"What happens to the people who have lived in the surreal Playboy Mansion world, where it's parties and fun all the time? And why do they leave that world—do they get too old, or are they simply ready to move on to a different phase in their lives?" asks Anna Faris, the star of Columbia Pictures' new comedy The House Bunny, which focuses on Shelley, a Bunny who is facing that exact crisis.
Produced by Adam Sandler's Happy Madison Productions and written by the same team that brought audiences the feel-good comedy Legally Blonde, The House Bunny tells the story of Shelley Darlington (Faris), a Playboy Bunny who teaches an awkward group of college girls about the opposite sex—only to learn that what boys ultimately want is what's on the inside.
"Shelley has spent her whole adult life living in the Mansion, but when she gets booted out, she's completely adrift," says co-screenwriter Kirsten Smith. "We took that idea and spent a few months ruminating over where she would land, and we finally came up with the idea that she should enter the world of a sorority—a misfit sorority that desperately needs her help," adds co-writer McCullah Lutz.
When Shelley first meets the girls, they are in danger of losing their house, due to a dearth of pledges. "Shelley has this idea that if she changes the Zetas into super hot girls, then they will be able to get guys and if they can get guys, they can get pledges and keep their house," Faris explains.
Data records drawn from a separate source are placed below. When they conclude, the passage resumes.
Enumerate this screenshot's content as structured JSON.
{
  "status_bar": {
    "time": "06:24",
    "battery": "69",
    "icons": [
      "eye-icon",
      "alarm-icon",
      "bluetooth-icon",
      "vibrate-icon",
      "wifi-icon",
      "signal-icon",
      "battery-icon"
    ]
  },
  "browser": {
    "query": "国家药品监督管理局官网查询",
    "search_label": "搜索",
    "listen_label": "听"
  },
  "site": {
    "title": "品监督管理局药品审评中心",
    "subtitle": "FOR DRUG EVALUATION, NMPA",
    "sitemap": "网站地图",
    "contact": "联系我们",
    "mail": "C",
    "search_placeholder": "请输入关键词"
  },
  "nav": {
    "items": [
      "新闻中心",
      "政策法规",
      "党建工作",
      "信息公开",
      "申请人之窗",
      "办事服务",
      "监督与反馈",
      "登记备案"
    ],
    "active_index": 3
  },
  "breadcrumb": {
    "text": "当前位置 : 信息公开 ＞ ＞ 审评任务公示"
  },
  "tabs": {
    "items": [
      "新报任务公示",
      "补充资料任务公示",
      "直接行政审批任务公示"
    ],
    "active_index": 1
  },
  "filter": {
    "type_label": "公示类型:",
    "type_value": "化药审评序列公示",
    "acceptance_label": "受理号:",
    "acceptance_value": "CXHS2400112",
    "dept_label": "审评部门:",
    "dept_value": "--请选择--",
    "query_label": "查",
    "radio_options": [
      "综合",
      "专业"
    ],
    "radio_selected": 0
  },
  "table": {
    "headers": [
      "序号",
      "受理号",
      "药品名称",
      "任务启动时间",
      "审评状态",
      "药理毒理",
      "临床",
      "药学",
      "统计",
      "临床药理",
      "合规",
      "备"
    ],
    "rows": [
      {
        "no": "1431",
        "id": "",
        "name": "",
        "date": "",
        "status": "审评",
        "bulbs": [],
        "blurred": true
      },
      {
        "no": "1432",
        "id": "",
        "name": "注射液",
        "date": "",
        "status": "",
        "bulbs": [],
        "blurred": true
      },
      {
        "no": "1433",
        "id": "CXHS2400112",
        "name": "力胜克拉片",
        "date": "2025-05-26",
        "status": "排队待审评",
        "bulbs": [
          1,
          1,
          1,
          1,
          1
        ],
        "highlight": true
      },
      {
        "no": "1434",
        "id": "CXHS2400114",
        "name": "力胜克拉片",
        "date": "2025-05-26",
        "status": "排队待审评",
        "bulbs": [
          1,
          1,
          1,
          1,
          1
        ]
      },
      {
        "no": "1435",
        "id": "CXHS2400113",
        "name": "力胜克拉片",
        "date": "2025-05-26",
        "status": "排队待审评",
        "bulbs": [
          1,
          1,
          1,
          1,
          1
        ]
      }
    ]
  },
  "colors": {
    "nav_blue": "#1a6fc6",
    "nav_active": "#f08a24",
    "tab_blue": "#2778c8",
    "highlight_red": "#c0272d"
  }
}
"She teaches the girls how to be cool and cute and popular, that's definitely true, but for Shelley, it's all about self-confidence," Lutz continues.
But the Zetas are not the only ones who make transformations. At the beginning of the film, most people—including Shelley herself—see the Bunny as "just a Bunny." According to Lutz, "Shelley defined herself as a Bunny and thought that was all she was capable of. She only defined herself in terms of her value as an object for male eyes. But then she learns she has more inherent talents and a bigger purpose in life than just being a Bunny."
"It's not just a message for girls, but everyone learning to accept themselves and love themselves for who they are," says Faris. "When we first meet Shelley she may think she's the hottest girl, but she learns to realize that how you look is not important—it's about how you look at yourself."
Producer Heather Parry says that although The House Bunny is Happy Madison's first female-driven comedy, it shares the same underlying comedy goal. "It's funny and it has heart," Parry says. "Every girl goes through a time in her life in which she tries on new looks and new attitudes and The House Bunny looks at that time in a really funny and charming way."
Opening soon across the Philippines, The House Bunny is distributed by Columbia Pictures, local office of Sony Pictures Releasing International.